Collected data entries:

=-=-=-=-=

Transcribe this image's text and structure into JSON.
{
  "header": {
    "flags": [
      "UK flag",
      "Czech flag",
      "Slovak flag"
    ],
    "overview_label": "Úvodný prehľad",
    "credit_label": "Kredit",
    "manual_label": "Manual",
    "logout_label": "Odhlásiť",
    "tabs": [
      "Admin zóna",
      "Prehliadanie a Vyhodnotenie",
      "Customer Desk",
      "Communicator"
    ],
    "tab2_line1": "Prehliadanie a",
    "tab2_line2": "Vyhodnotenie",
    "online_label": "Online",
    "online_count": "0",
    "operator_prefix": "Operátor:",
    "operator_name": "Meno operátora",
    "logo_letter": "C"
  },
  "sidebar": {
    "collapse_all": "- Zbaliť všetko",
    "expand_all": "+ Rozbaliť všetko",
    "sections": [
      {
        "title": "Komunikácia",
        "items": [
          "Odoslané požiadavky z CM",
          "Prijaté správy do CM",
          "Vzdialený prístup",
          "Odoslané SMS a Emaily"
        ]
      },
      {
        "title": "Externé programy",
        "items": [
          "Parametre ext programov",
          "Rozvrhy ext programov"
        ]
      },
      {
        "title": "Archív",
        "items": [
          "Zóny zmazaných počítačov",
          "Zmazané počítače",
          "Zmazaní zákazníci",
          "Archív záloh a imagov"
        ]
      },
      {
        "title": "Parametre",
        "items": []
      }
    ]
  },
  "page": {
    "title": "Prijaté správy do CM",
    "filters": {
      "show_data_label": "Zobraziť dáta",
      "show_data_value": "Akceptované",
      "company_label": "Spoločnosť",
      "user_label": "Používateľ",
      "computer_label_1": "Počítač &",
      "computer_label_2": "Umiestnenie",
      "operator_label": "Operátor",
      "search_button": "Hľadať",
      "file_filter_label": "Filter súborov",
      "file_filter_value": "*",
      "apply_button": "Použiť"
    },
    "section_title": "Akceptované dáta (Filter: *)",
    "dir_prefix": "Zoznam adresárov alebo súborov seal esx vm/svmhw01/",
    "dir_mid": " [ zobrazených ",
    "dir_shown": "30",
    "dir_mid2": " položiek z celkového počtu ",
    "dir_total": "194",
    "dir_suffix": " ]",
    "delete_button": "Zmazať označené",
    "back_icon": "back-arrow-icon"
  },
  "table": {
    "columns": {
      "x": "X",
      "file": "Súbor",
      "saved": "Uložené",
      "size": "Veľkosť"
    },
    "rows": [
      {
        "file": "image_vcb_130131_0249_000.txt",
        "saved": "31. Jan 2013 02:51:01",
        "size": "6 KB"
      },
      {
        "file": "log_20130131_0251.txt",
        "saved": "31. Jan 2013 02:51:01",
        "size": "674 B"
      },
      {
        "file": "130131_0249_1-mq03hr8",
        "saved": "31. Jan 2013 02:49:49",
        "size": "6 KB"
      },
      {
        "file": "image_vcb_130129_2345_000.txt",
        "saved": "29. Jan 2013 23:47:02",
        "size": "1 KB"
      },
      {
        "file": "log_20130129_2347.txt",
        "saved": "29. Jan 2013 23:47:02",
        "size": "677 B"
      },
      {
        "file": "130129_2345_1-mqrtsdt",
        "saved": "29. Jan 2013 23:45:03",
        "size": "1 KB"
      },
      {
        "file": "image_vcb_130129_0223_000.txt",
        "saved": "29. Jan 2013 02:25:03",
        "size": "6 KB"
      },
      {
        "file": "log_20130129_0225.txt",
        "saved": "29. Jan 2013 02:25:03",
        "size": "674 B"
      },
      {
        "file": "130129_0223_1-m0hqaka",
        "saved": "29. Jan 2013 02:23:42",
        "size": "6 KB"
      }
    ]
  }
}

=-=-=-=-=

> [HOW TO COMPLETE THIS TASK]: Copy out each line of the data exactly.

> [RESPONSE]:
Transcribe this image's text and structure into JSON.
{
  "header": {
    "flags": [
      "UK flag",
      "Czech flag",
      "Slovak flag"
    ],
    "overview_label": "Úvodný prehľad",
    "credit_label": "Kredit",
    "manual_label": "Manual",
    "logout_label": "Odhlásiť",
    "tabs": [
      "Admin zóna",
      "Prehliadanie a Vyhodnotenie",
      "Customer Desk",
      "Communicator"
    ],
    "tab2_line1": "Prehliadanie a",
    "tab2_line2": "Vyhodnotenie",
    "online_label": "Online",
    "online_count": "0",
    "operator_prefix": "Operátor:",
    "operator_name": "Meno operátora",
    "logo_letter": "C"
  },
  "sidebar": {
    "collapse_all": "- Zbaliť všetko",
    "expand_all": "+ Rozbaliť všetko",
    "sections": [
      {
        "title": "Komunikácia",
        "items": [
          "Odoslané požiadavky z CM",
          "Prijaté správy do CM",
          "Vzdialený prístup",
          "Odoslané SMS a Emaily"
        ]
      },
      {
        "title": "Externé programy",
        "items": [
          "Parametre ext programov",
          "Rozvrhy ext programov"
        ]
      },
      {
        "title": "Archív",
        "items": [
          "Zóny zmazaných počítačov",
          "Zmazané počítače",
          "Zmazaní zákazníci",
          "Archív záloh a imagov"
        ]
      },
      {
        "title": "Parametre",
        "items": []
      }
    ]
  },
  "page": {
    "title": "Prijaté správy do CM",
    "filters": {
      "show_data_label": "Zobraziť dáta",
      "show_data_value": "Akceptované",
      "company_label": "Spoločnosť",
      "user_label": "Používateľ",
      "computer_label_1": "Počítač &",
      "computer_label_2": "Umiestnenie",
      "operator_label": "Operátor",
      "search_button": "Hľadať",
      "file_filter_label": "Filter súborov",
      "file_filter_value": "*",
      "apply_button": "Použiť"
    },
    "section_title": "Akceptované dáta (Filter: *)",
    "dir_prefix": "Zoznam adresárov alebo súborov seal esx vm/svmhw01/",
    "dir_mid": " [ zobrazených ",
    "dir_shown": "30",
    "dir_mid2": " položiek z celkového počtu ",
    "dir_total": "194",
    "dir_suffix": " ]",
    "delete_button": "Zmazať označené",
    "back_icon": "back-arrow-icon"
  },
  "table": {
    "columns": {
      "x": "X",
      "file": "Súbor",
      "saved": "Uložené",
      "size": "Veľkosť"
    },
    "rows": [
      {
        "file": "image_vcb_130131_0249_000.txt",
        "saved": "31. Jan 2013 02:51:01",
        "size": "6 KB"
      },
      {
        "file": "log_20130131_0251.txt",
        "saved": "31. Jan 2013 02:51:01",
        "size": "674 B"
      },
      {
        "file": "130131_0249_1-mq03hr8",
        "saved": "31. Jan 2013 02:49:49",
        "size": "6 KB"
      },
      {
        "file": "image_vcb_130129_2345_000.txt",
        "saved": "29. Jan 2013 23:47:02",
        "size": "1 KB"
      },
      {
        "file": "log_20130129_2347.txt",
        "saved": "29. Jan 2013 23:47:02",
        "size": "677 B"
      },
      {
        "file": "130129_2345_1-mqrtsdt",
        "saved": "29. Jan 2013 23:45:03",
        "size": "1 KB"
      },
      {
        "file": "image_vcb_130129_0223_000.txt",
        "saved": "29. Jan 2013 02:25:03",
        "size": "6 KB"
      },
      {
        "file": "log_20130129_0225.txt",
        "saved": "29. Jan 2013 02:25:03",
        "size": "674 B"
      },
      {
        "file": "130129_0223_1-m0hqaka",
        "saved": "29. Jan 2013 02:23:42",
        "size": "6 KB"
      }
    ]
  }
}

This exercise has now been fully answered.